    Finally, the bandwidth of an oscilloscope refers to the frequency at which the amplitude of the oscilloscope's input signal is attenuated by 3 decibels (dB) compared to its low-frequency value. In other words, it is the frequency at which the voltage amplitude of a sinusoidal input signal is reduced to approximately 71% of its original value. For oscilloscopes, the −3 dB bandwidth is a critical parameter because it indicates the range of frequencies that the oscilloscope can accurately capture and display. In practical terms, a signal with a frequency equal to the −3dB bandwidth is still displayed on the oscilloscope, but its amplitude is reduced by approx. 30% compared to lower frequencies. Beyond the −3 dB point, the oscilloscope's ability to faithfully represent higher-frequency components of a signal diminishes. This usually implies that the pass band is flat. This is the main issue of the FNIRSI 1014D. The frequency response is not smooth and barely meets the 100 MHz mark.

    1014D bandwidth
    Measured Bandwidth of the FNIRSI-1014D

    The green line indicates the usual roll-off of an oscilloscope. The blue data line was measured on the FNIRSI 1014D device. So, even if the −3 dB criterion for a 100 MHz signal is met, the wobbly pass band may lead to incorrect measurement results at higher frequencies.

    The Function Generator

    One of the most intriguing features of the FNIRSI 1014D is its integrated function generator. Although it may not be as crucial as an oscilloscope itself, a generator is a standard tool in most electronics labs. Whether for testing amplifiers, resonators, or serving as a reference clock for digital circuits, a function generator is indispensable.

    The FNIRSI 1014D generator offers the following features:

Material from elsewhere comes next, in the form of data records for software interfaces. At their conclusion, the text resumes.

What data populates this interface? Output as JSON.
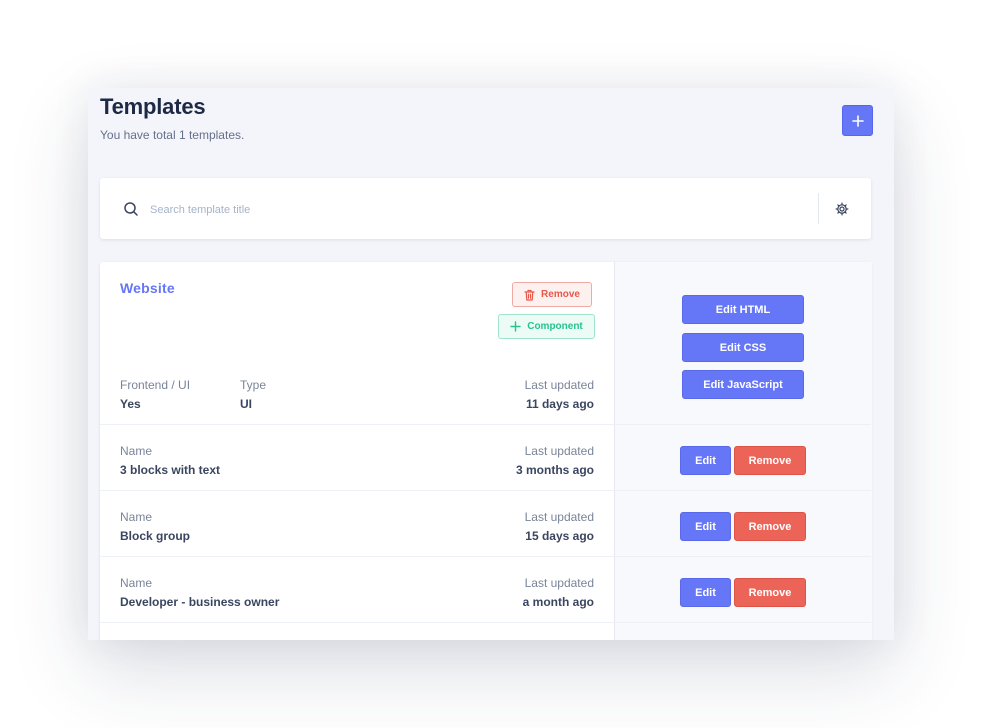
{
  "header": {
    "title": "Templates",
    "subtitle": "You have total 1 templates."
  },
  "search": {
    "placeholder": "Search template title",
    "value": ""
  },
  "template_group": {
    "title": "Website",
    "remove_label": "Remove",
    "component_label": "Component",
    "meta": {
      "frontend_label": "Frontend / UI",
      "frontend_value": "Yes",
      "type_label": "Type",
      "type_value": "UI",
      "updated_label": "Last updated",
      "updated_value": "11 days ago"
    },
    "actions": {
      "edit_html": "Edit HTML",
      "edit_css": "Edit CSS",
      "edit_js": "Edit JavaScript"
    }
  },
  "components": [
    {
      "name_label": "Name",
      "name": "3 blocks with text",
      "updated_label": "Last updated",
      "updated": "3 months ago",
      "edit_label": "Edit",
      "remove_label": "Remove"
    },
    {
      "name_label": "Name",
      "name": "Block group",
      "updated_label": "Last updated",
      "updated": "15 days ago",
      "edit_label": "Edit",
      "remove_label": "Remove"
    },
    {
      "name_label": "Name",
      "name": "Developer - business owner",
      "updated_label": "Last updated",
      "updated": "a month ago",
      "edit_label": "Edit",
      "remove_label": "Remove"
    }
  ],
  "icons": {
    "add": "plus-icon",
    "search": "search-icon",
    "settings": "gear-icon",
    "remove": "trash-icon",
    "component": "plus-icon"
  },
  "colors": {
    "accent": "#6576f6",
    "danger": "#ec6358",
    "success": "#26c48f",
    "title": "#1e2a45"
  }
}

    • Fixed peak-to-peak amplitude of 2.5 V
    • Frequency range: 1 Hz to 10 MHz (sine); 1 Hz to 2 MHz (all others)
    • 14 function types: sine, square, triangular, saw-tooth, step, half wave, full wave, exponential, logarithmic, exp-log, square root, multi-audio, sync pulse, custom
    • Duty cycle: 1% to 99% (square wave)
    Unfortunately, the amplitude of the generator is fixed at 2.5 Vpp, limiting its versatility to a certain extent. Nevertheless, most standard applications, such as checking resonance curves or audio amplifiers, remain possible. Thanks to the variable duty cycle, pulses and asymmetric square waves are also available.
    1014d Integrated Function Generator
    Integrated Function Generator

    So, the integrated frequency generator can  replace an additional device on the workbench, as long as no special features are required.

    Pros and Cons

    All in all, the test results lead to the following impression:

    • Easy to use
    • Small size but big screen for the size
    • Sharp and bright display with all information (Vpp, Vavg, frequency, etc.) clearly visible
    • Function generator with BNC connector on the front is included
    • Basic FFT function is available
    • Powered by USB (5 V, 2 A), battery powering easily possible
    • No math functions (add, subtract, etc.)
    • Fixed averaging
    • ‘Unusual’ pass band shape
    • 1 GigaSample/s only in sampling mode


    The FNIRSI 1014D will probably not find its way into many high-end research and development laboratories. However, for those looking for an affordable entry-level device, it serves its purpose well. Its strengths do not lie in high-frequency measurements or extreme precision of signal magnitudes. Nevertheless, for most tasks involving Arduino, ESP32, or the Raspberry Pi, the device can undoubtedly provide useful services.

    All in all, the FNIRSI 1014D is an affordable, portable digital oscilloscope with two channels and sufficient features and performance. It is well-suited for hobby workshops, schools, electronics enthusiasts, or common repair tasks.



    Forgot password?

    Don't have an account yet?
    Create an account